    26 months' jail for Yang Yin over PR status fraud

    FOR faking and lying his way to a Singapore permanent residency, former China tour guide Yang Yin was sentenced to two years and two months in jail yesterday - a punishment which the judge said should deter other foreigners from trying to stay here under false pretences.

    Today, things could get worse for the 42-year-old.

    He is expected to be sentenced for misappropriating $1.1 million from an elderly widow - for which the prosecution has asked for a jail term of 10 years to 12 years.

    With a troubled expression, Yang stood in the dock hearing Deputy Presiding Judge of the State Courts Jennifer Marie list how he schemed his way to becoming a permanent resident.

    Yang deceived the authorities, including the Ministry of Manpower and the Inland Revenue Authority of Singapore, by using false documentation, including fake monthly payslips and financial statements to create the impression that his sham company, Young Music and Dance Studio, was a thriving one.

    He also lied to the Immigration and Checkpoints Authority (ICA) that he was running a profitable business and earning a salary so they would grant him permanent resident (PR) status and his wife, a long-term visit pass.

    In all, the prosecution proceeded with 120 charges out of 347 charges - most of which involved the falsification of receipts. The rest were taken into consideration for sentencing.

    While Yang was a first-time offender with no previous criminal record, his offences were committed over an extended period of time.

    Since Yang first made the news in 2014, when the widow's niece made him leave her aunt's house, pictures of him at grassroots activities had surfaced online.

    His business card listed himself as the director of The Singapore Chinese Chamber of Commerce & Industry and executive director of the Singapore Chinese Immigrants Association.
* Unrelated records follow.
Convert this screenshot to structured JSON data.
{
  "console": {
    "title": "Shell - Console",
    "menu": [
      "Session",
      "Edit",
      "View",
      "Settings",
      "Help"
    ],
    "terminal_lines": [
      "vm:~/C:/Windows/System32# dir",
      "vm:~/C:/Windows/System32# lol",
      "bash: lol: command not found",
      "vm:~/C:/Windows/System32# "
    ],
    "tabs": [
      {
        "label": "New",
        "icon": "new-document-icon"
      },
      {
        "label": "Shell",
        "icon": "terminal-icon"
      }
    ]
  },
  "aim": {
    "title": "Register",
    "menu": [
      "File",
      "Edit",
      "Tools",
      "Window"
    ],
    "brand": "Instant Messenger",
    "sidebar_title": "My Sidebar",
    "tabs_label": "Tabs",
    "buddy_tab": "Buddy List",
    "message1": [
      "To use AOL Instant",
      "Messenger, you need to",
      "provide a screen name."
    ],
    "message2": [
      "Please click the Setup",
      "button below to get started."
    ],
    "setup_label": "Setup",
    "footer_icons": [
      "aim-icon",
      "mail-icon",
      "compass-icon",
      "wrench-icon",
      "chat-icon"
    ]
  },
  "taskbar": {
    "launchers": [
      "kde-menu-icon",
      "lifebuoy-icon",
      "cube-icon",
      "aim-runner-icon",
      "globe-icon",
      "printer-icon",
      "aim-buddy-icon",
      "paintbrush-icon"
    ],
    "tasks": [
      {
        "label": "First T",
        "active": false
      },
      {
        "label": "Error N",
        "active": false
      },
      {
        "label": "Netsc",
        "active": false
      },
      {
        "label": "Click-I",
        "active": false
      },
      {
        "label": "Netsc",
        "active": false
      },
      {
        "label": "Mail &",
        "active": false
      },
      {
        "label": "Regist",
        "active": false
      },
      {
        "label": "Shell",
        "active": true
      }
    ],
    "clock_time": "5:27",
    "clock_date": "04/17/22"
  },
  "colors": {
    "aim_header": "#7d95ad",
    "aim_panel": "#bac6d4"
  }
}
He was none of those.

    Yang also faked his degree, which he claimed was from the University of Financial Trade Beijing.

    Yang's lawyer Irving Choh asked the court to take into account how Yang is the sole breadwinner for his aged parents, wife and kids aged three and eight.

    But the judge accorded "little weight" to that submission.

    When asked, Mr Choh said that his client would not be appealing against yesterday's sentence.

    The ICA said that those who provide false information in their applications will be dealt with firmly.

    Any PR who has been convicted of an offence will have their status reviewed by ICA.